The Conservative Undead

“American political parties have disappeared before,” Keith Olbermann warned Republicans in a 2009 “special comment.” The suspended MSNBC host histrionically continued, “You’re rapidly moving from the party of no conscience towards the party of no relevancy. You are behind the wheel of a political Toyota, and before the midterms you will be reduced to obviously being this generation’s home for the nuts.”

Mr. Olbermann, meet Mr. Rubio, Florida’s Republican Senator-elect whose votes nearly equaled the number cast for his two opponents combined; meet Mr. Snyder, a Michigan businessman who painted his blue state red; meet Mr. Scott, an African-American Republican sent to Congress from the South Carolina district that witnessed the first shots of the Civil War. These are the conservative undead, candidates who ignored the numerous autopsies performed on their political species over the last few years to win office not by evolving into Democrats, but by returning to core principles.    

Next to the impressive collection of political scalps—the chairmen of the House budget and armed services committees, the President’s old Senate seat, the junior half of McCain-Feingold, that vile loudmouth from Florida—collected on November 2, the yellowing tear sheets of the numerous political obituaries written about conservatism provide conservatives with the greatest current satisfaction. Comeuppance for one’s antagonists tends to provoke that feeling.

Just last year, Time magazine pictured the Republican elephant on its cover beneath the caption: “Endangered Species.” The GOP, Time posited, is “starting to look like the Federalists of the early 19th century: an embittered, over-the-top, out-of-touch regional party en route to extinction, doubling down on dogma the electorate has already rejected.”

“Is conservatism finished?” asked E. J. Dionne in 2006. Fareed Zakaria, in the Newsweek piece “The End of Conservatism,” observed that “conservative slogans sound weirdly anachronistic, like watching an old TV show from … well, from the 1970s.” A Manchester Guardian online poll following 2008’s election asked, “Is the Republican Party Dead?” An overwhelming majority answered: “Yes, start planning the funeral.”

Would it be too hackneyed to quote Twain here?

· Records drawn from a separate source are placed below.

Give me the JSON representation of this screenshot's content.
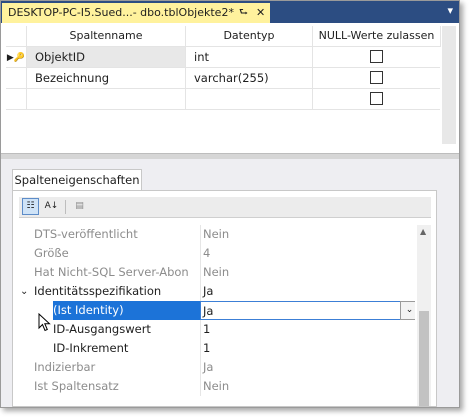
{
  "tab": {
    "title": "DESKTOP-PC-I5.Sued...- dbo.tblObjekte2*",
    "pin_glyph": "⮑",
    "close_glyph": "✕"
  },
  "strip_menu_glyph": "▾",
  "table": {
    "headers": [
      "Spaltenname",
      "Datentyp",
      "NULL-Werte zulassen"
    ],
    "rows": [
      {
        "name": "ObjektID",
        "type": "int",
        "allow_null": false,
        "key": true
      },
      {
        "name": "Bezeichnung",
        "type": "varchar(255)",
        "allow_null": false,
        "key": false
      },
      {
        "name": "",
        "type": "",
        "allow_null": false,
        "key": false
      }
    ],
    "row_marker_glyph": "▶🔑"
  },
  "properties": {
    "tab_label": "Spalteneigenschaften",
    "toolbar": {
      "categorized_glyph": "☷",
      "alphabetical_glyph": "A↓",
      "pages_glyph": "▤"
    },
    "rows": [
      {
        "name": "DTS-veröffentlicht",
        "value": "Nein",
        "dim": true
      },
      {
        "name": "Größe",
        "value": "4",
        "dim": true
      },
      {
        "name": "Hat Nicht-SQL Server-Abon",
        "value": "Nein",
        "dim": true
      },
      {
        "name": "Identitätsspezifikation",
        "value": "Ja",
        "dim": false,
        "expanded": true
      },
      {
        "name": "(Ist Identity)",
        "value": "Ja",
        "dim": false,
        "sub": true,
        "selected": true
      },
      {
        "name": "ID-Ausgangswert",
        "value": "1",
        "dim": false,
        "sub": true
      },
      {
        "name": "ID-Inkrement",
        "value": "1",
        "dim": false,
        "sub": true
      },
      {
        "name": "Indizierbar",
        "value": "Ja",
        "dim": true
      },
      {
        "name": "Ist Spaltensatz",
        "value": "Nein",
        "dim": true
      }
    ],
    "expander_glyph": "⌄",
    "dropdown_glyph": "⌄"
  },
  "colors": {
    "tab_strip": "#2c4d82",
    "active_tab": "#fff29d",
    "selection": "#1c73d8"
  }
}
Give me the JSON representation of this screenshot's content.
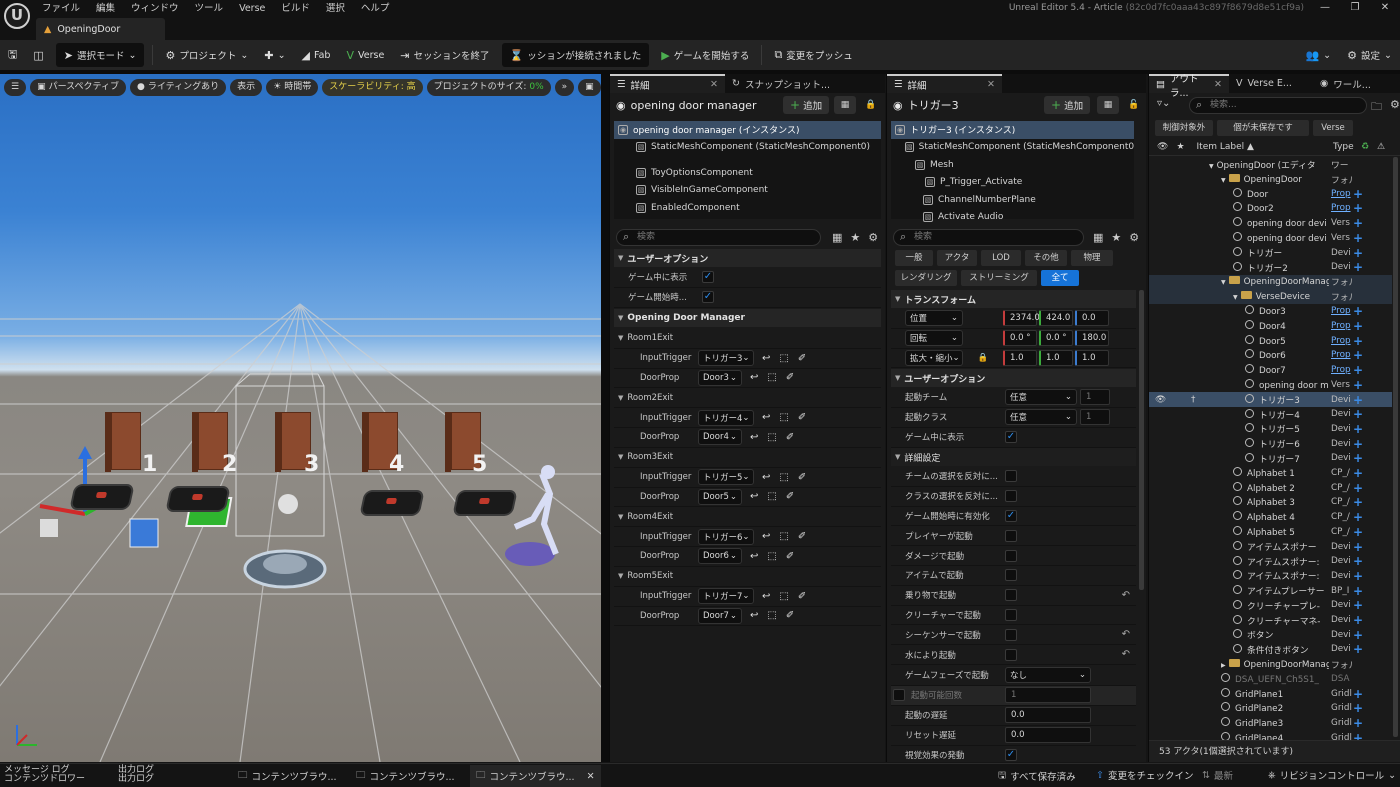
{
  "app": {
    "menus": [
      "ファイル",
      "編集",
      "ウィンドウ",
      "ツール",
      "Verse",
      "ビルド",
      "選択",
      "ヘルプ"
    ],
    "title": "Unreal Editor 5.4 - Article",
    "title_hash": "(82c0d7fc0aaa43c897f8679d8e51cf9a)",
    "doc_tab": "OpeningDoor"
  },
  "toolbar": {
    "mode": "選択モード",
    "project": "プロジェクト",
    "fab": "Fab",
    "verse": "Verse",
    "end_session": "セッションを終了",
    "session_status": "ッションが接続されました",
    "start_game": "ゲームを開始する",
    "push_changes": "変更をプッシュ",
    "settings": "設定"
  },
  "viewport": {
    "perspective": "パースペクティブ",
    "lighting": "ライティングあり",
    "show": "表示",
    "time": "時間帯",
    "scalability": "スケーラビリティ: 高",
    "project_size": "プロジェクトのサイズ:",
    "project_size_value": "0%",
    "door_numbers": [
      "1",
      "2",
      "3",
      "4",
      "5"
    ]
  },
  "details1": {
    "tab1": "詳細",
    "tab2": "スナップショット...",
    "title": "opening door manager",
    "add": "追加",
    "components": [
      "opening door manager (インスタンス)",
      "StaticMeshComponent (StaticMeshComponent0)",
      "ToyOptionsComponent",
      "VisibleInGameComponent",
      "EnabledComponent"
    ],
    "search_placeholder": "検索",
    "user_options": "ユーザーオプション",
    "show_in_game": "ゲーム中に表示",
    "enable_on_start": "ゲーム開始時...",
    "manager_section": "Opening Door Manager",
    "rooms": [
      {
        "name": "Room1Exit",
        "trigger": "トリガー3",
        "door": "Door3"
      },
      {
        "name": "Room2Exit",
        "trigger": "トリガー4",
        "door": "Door4"
      },
      {
        "name": "Room3Exit",
        "trigger": "トリガー5",
        "door": "Door5"
      },
      {
        "name": "Room4Exit",
        "trigger": "トリガー6",
        "door": "Door6"
      },
      {
        "name": "Room5Exit",
        "trigger": "トリガー7",
        "door": "Door7"
      }
    ],
    "input_trigger": "InputTrigger",
    "door_prop": "DoorProp"
  },
  "details2": {
    "tab": "詳細",
    "title": "トリガー3",
    "add": "追加",
    "components": [
      "トリガー3 (インスタンス)",
      "StaticMeshComponent (StaticMeshComponent0",
      "Mesh",
      "P_Trigger_Activate",
      "ChannelNumberPlane",
      "Activate Audio"
    ],
    "search_placeholder": "検索",
    "filters": [
      "一般",
      "アクタ",
      "LOD",
      "その他",
      "物理",
      "レンダリング",
      "ストリーミング",
      "全て"
    ],
    "transform": "トランスフォーム",
    "location": "位置",
    "location_values": [
      "2374.0",
      "424.0",
      "0.0"
    ],
    "rotation": "回転",
    "rotation_values": [
      "0.0 °",
      "0.0 °",
      "180.0"
    ],
    "scale": "拡大・縮小",
    "scale_values": [
      "1.0",
      "1.0",
      "1.0"
    ],
    "user_options": "ユーザーオプション",
    "activating_team": "起動チーム",
    "activating_team_value": "任意",
    "activating_team_num": "1",
    "activating_class": "起動クラス",
    "activating_class_value": "任意",
    "activating_class_num": "1",
    "visible_in_game": "ゲーム中に表示",
    "advanced": "詳細設定",
    "rows": [
      {
        "label": "チームの選択を反対に...",
        "checked": false
      },
      {
        "label": "クラスの選択を反対に...",
        "checked": false
      },
      {
        "label": "ゲーム開始時に有効化",
        "checked": true
      },
      {
        "label": "プレイヤーが起動",
        "checked": false
      },
      {
        "label": "ダメージで起動",
        "checked": false
      },
      {
        "label": "アイテムで起動",
        "checked": false
      },
      {
        "label": "乗り物で起動",
        "checked": false
      },
      {
        "label": "クリーチャーで起動",
        "checked": false
      },
      {
        "label": "シーケンサーで起動",
        "checked": false
      },
      {
        "label": "水により起動",
        "checked": false
      }
    ],
    "game_phase": "ゲームフェーズで起動",
    "game_phase_value": "なし",
    "activation_count": "起動可能回数",
    "activation_count_value": "1",
    "delay": "起動の遅延",
    "delay_value": "0.0",
    "reset_delay": "リセット遅延",
    "reset_delay_value": "0.0",
    "visual_effects": "視覚効果の発動"
  },
  "outliner": {
    "tab1": "アウトラ...",
    "tab2": "Verse E...",
    "tab3": "ワール...",
    "search_placeholder": "検索...",
    "filter1": "制御対象外",
    "filter2": "個が未保存です",
    "filter3": "Verse",
    "col_label": "Item Label ▲",
    "col_type": "Type",
    "rows": [
      {
        "label": "OpeningDoor (エディタ",
        "type": "ワー",
        "indent": 0,
        "kind": "world"
      },
      {
        "label": "OpeningDoor",
        "type": "フォル",
        "indent": 1,
        "kind": "folder"
      },
      {
        "label": "Door",
        "type": "Prop",
        "indent": 2,
        "kind": "actor",
        "link": true
      },
      {
        "label": "Door2",
        "type": "Prop",
        "indent": 2,
        "kind": "actor",
        "link": true
      },
      {
        "label": "opening door devi",
        "type": "Vers",
        "indent": 2,
        "kind": "actor"
      },
      {
        "label": "opening door devi",
        "type": "Vers",
        "indent": 2,
        "kind": "actor"
      },
      {
        "label": "トリガー",
        "type": "Devi",
        "indent": 2,
        "kind": "actor"
      },
      {
        "label": "トリガー2",
        "type": "Devi",
        "indent": 2,
        "kind": "actor"
      },
      {
        "label": "OpeningDoorManag",
        "type": "フォル",
        "indent": 1,
        "kind": "folder"
      },
      {
        "label": "VerseDevice",
        "type": "フォル",
        "indent": 2,
        "kind": "folder"
      },
      {
        "label": "Door3",
        "type": "Prop",
        "indent": 3,
        "kind": "actor",
        "link": true
      },
      {
        "label": "Door4",
        "type": "Prop",
        "indent": 3,
        "kind": "actor",
        "link": true
      },
      {
        "label": "Door5",
        "type": "Prop",
        "indent": 3,
        "kind": "actor",
        "link": true
      },
      {
        "label": "Door6",
        "type": "Prop",
        "indent": 3,
        "kind": "actor",
        "link": true
      },
      {
        "label": "Door7",
        "type": "Prop",
        "indent": 3,
        "kind": "actor",
        "link": true
      },
      {
        "label": "opening door m",
        "type": "Vers",
        "indent": 3,
        "kind": "actor"
      },
      {
        "label": "トリガー3",
        "type": "Devi",
        "indent": 3,
        "kind": "actor",
        "selected": true
      },
      {
        "label": "トリガー4",
        "type": "Devi",
        "indent": 3,
        "kind": "actor"
      },
      {
        "label": "トリガー5",
        "type": "Devi",
        "indent": 3,
        "kind": "actor"
      },
      {
        "label": "トリガー6",
        "type": "Devi",
        "indent": 3,
        "kind": "actor"
      },
      {
        "label": "トリガー7",
        "type": "Devi",
        "indent": 3,
        "kind": "actor"
      },
      {
        "label": "Alphabet 1",
        "type": "CP_/",
        "indent": 2,
        "kind": "actor"
      },
      {
        "label": "Alphabet 2",
        "type": "CP_/",
        "indent": 2,
        "kind": "actor"
      },
      {
        "label": "Alphabet 3",
        "type": "CP_/",
        "indent": 2,
        "kind": "actor"
      },
      {
        "label": "Alphabet 4",
        "type": "CP_/",
        "indent": 2,
        "kind": "actor"
      },
      {
        "label": "Alphabet 5",
        "type": "CP_/",
        "indent": 2,
        "kind": "actor"
      },
      {
        "label": "アイテムスポナー",
        "type": "Devi",
        "indent": 2,
        "kind": "actor"
      },
      {
        "label": "アイテムスポナー:",
        "type": "Devi",
        "indent": 2,
        "kind": "actor"
      },
      {
        "label": "アイテムスポナー:",
        "type": "Devi",
        "indent": 2,
        "kind": "actor"
      },
      {
        "label": "アイテムプレーサー",
        "type": "BP_I",
        "indent": 2,
        "kind": "actor"
      },
      {
        "label": "クリーチャープレ-",
        "type": "Devi",
        "indent": 2,
        "kind": "actor"
      },
      {
        "label": "クリーチャーマネ-",
        "type": "Devi",
        "indent": 2,
        "kind": "actor"
      },
      {
        "label": "ボタン",
        "type": "Devi",
        "indent": 2,
        "kind": "actor"
      },
      {
        "label": "条件付きボタン",
        "type": "Devi",
        "indent": 2,
        "kind": "actor"
      },
      {
        "label": "OpeningDoorManag",
        "type": "フォル",
        "indent": 1,
        "kind": "folder",
        "collapsed": true
      },
      {
        "label": "DSA_UEFN_Ch5S1_",
        "type": "DSA",
        "indent": 1,
        "kind": "actor",
        "dim": true
      },
      {
        "label": "GridPlane1",
        "type": "Gridl",
        "indent": 1,
        "kind": "actor"
      },
      {
        "label": "GridPlane2",
        "type": "Gridl",
        "indent": 1,
        "kind": "actor"
      },
      {
        "label": "GridPlane3",
        "type": "Gridl",
        "indent": 1,
        "kind": "actor"
      },
      {
        "label": "GridPlane4",
        "type": "Gridl",
        "indent": 1,
        "kind": "actor"
      }
    ],
    "status": "53 アクタ(1個選択されています)"
  },
  "bottom": {
    "message_log": "メッセージ ログ",
    "content_drawer": "コンテンツドロワー",
    "output_log": "出力ログ",
    "output_log2": "出力ログ",
    "content_browsers": [
      "コンテンツブラウ...",
      "コンテンツブラウ...",
      "コンテンツブラウ..."
    ],
    "save_all": "すべて保存済み",
    "check_in": "変更をチェックイン",
    "latest": "最新",
    "revision": "リビジョンコントロール"
  }
}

George Packer’s lengthy 2008 “Fall of Conservatism” article in The New Yorker boldly declared that “America is entering a new era.” The opposition to Barack Obama in 2008 was just “spasms of nerve endings in an organism that’s brain dead. Among Republicans, there is no energy, no fresh thinking, no ability to capture the concerns and feelings of millions of people.”

That may have appeared true in the heady days of 2008, when the Democratic candidate spoke at Nuremberg-style rallies and gave Harold Hill promises of hope and change. But it was folly to rely on the euphoria of a single campaign and not even to await the results of governance, to forecast that “conservatives will have to spend some years or even decades wandering across a bleak political landscape of losing campaigns and rebranding efforts and earnest policy retreats, much as liberals did after 1968, before they can hope to establish dominance.”

It wasn’t just fleeting articles or broadcast utterances that imagined the disappearance of the largest part of the American political spectrum. Authors devoted entire books to indulging this fantasy. A cottage industry—Sam Tanenhaus’s The Death of Conservatism, Sidney Blumenthal’s The Strange Death of Republican America, James Carville’s 40 More Years: How the Democrats Will Rule the Next Generation—sprang up not only to wish away the existence of the conservative opposition, but to caution the opposition that their existence depended upon their becoming liberals.

In 2008, when books proclaiming the Right’s demise found eager publishers, I wrote a book called A Conservative History of the American Left. Its thesis, in large part, is that no matter how discredited one Left appears, another Left, wearing new labels—“socialist,” “progressive,” “New Left”—but holding similar principles, would soon take its place. The contrast with liberalism’s vision of conservatism—seeing its adversaries as forever teetering on the precipice of extinction—highlights the overall differences between conservatism, guided by experience, and liberalism, motivated by a dream of the society that could be. 

It is strange that conservatism, which seems more immune to the tides of political fashion and which is largely averse to repackaging gimmickry, would not be granted such respect from its periodic obituary writers. An obituary for the conservative obituary is itself premature. The next time conservatism runs a fever—as it undoubtedly did over the course of the last decade—the spin-doctor-witch-doctors will once again proclaim it dead. And once again their faces will be covered in egg. 

It is tempting, but wrong, to dismiss these end-of-conservatism analyses as uniformly the sandwich-board ravings of political droolers. Fareed Zakaria hosts the most thoughtful show on cable news. Sam Tanenhaus penned one of the best biographies of the last quarter century.

Their premature post mortems, wholly discredited by the events of Tuesday past, demonstrate the degree to which hope clouds reality even among seasoned political observers. Conservatism is dead like Dewey defeats Truman.